Whenever a line in the entries includes the word "JSON", copy that line out.
--
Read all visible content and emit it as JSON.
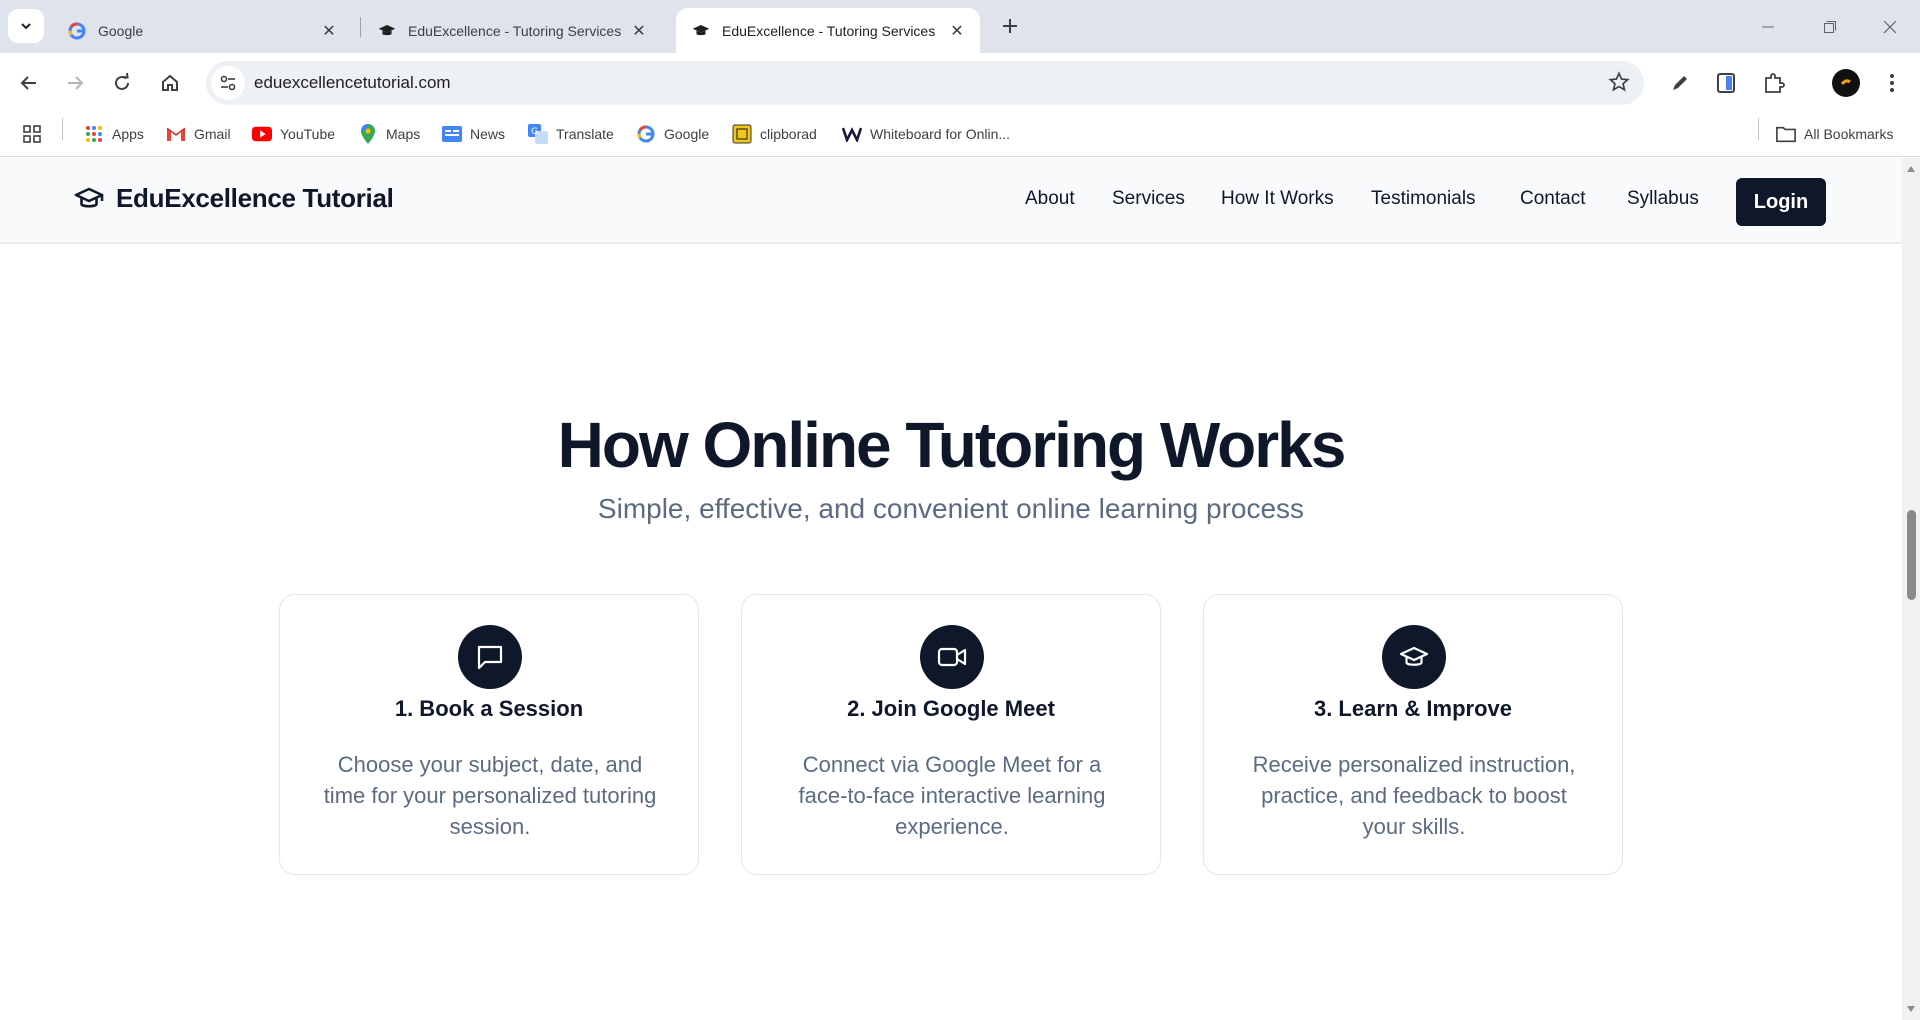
{
  "browser": {
    "tabs": [
      {
        "title": "Google",
        "active": false
      },
      {
        "title": "EduExcellence - Tutoring Services",
        "active": false
      },
      {
        "title": "EduExcellence - Tutoring Services",
        "active": true
      }
    ],
    "url": "eduexcellencetutorial.com",
    "bookmarks": [
      {
        "label": "Apps",
        "icon": "apps-grid-icon"
      },
      {
        "label": "Gmail",
        "icon": "gmail-icon"
      },
      {
        "label": "YouTube",
        "icon": "youtube-icon"
      },
      {
        "label": "Maps",
        "icon": "maps-pin-icon"
      },
      {
        "label": "News",
        "icon": "news-icon"
      },
      {
        "label": "Translate",
        "icon": "translate-icon"
      },
      {
        "label": "Google",
        "icon": "google-icon"
      },
      {
        "label": "clipborad",
        "icon": "clipboard-icon"
      },
      {
        "label": "Whiteboard for Onlin...",
        "icon": "whiteboard-w-icon"
      }
    ],
    "all_bookmarks_label": "All Bookmarks"
  },
  "site": {
    "brand": "EduExcellence Tutorial",
    "nav": [
      "About",
      "Services",
      "How It Works",
      "Testimonials",
      "Contact",
      "Syllabus"
    ],
    "login_label": "Login"
  },
  "section": {
    "title": "How Online Tutoring Works",
    "subtitle": "Simple, effective, and convenient online learning process",
    "steps": [
      {
        "title": "1. Book a Session",
        "description": "Choose your subject, date, and time for your personalized tutoring session.",
        "icon": "chat-bubble-icon"
      },
      {
        "title": "2. Join Google Meet",
        "description": "Connect via Google Meet for a face-to-face interactive learning experience.",
        "icon": "video-camera-icon"
      },
      {
        "title": "3. Learn & Improve",
        "description": "Receive personalized instruction, practice, and feedback to boost your skills.",
        "icon": "graduation-cap-icon"
      }
    ]
  },
  "colors": {
    "brand_dark": "#0f172a",
    "muted_text": "#5b6b82",
    "tabstrip": "#dfe3eb"
  }
}
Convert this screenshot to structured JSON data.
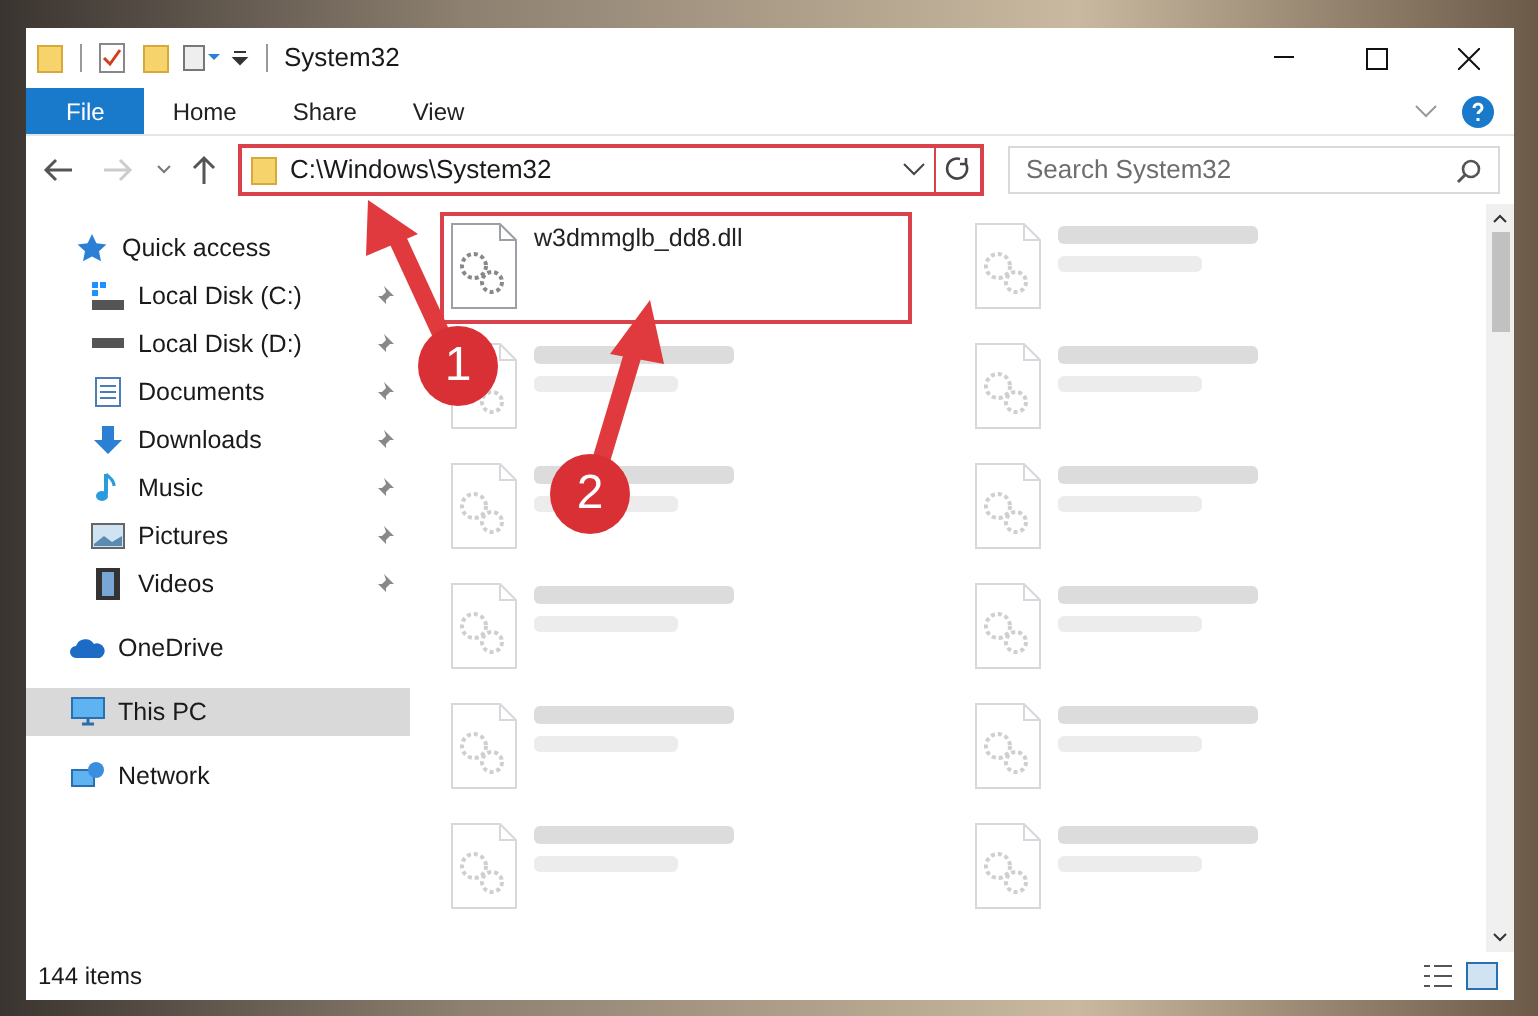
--
__Written solution__:
Read all visible content and emit it as JSON.
Convert this screenshot to structured JSON data.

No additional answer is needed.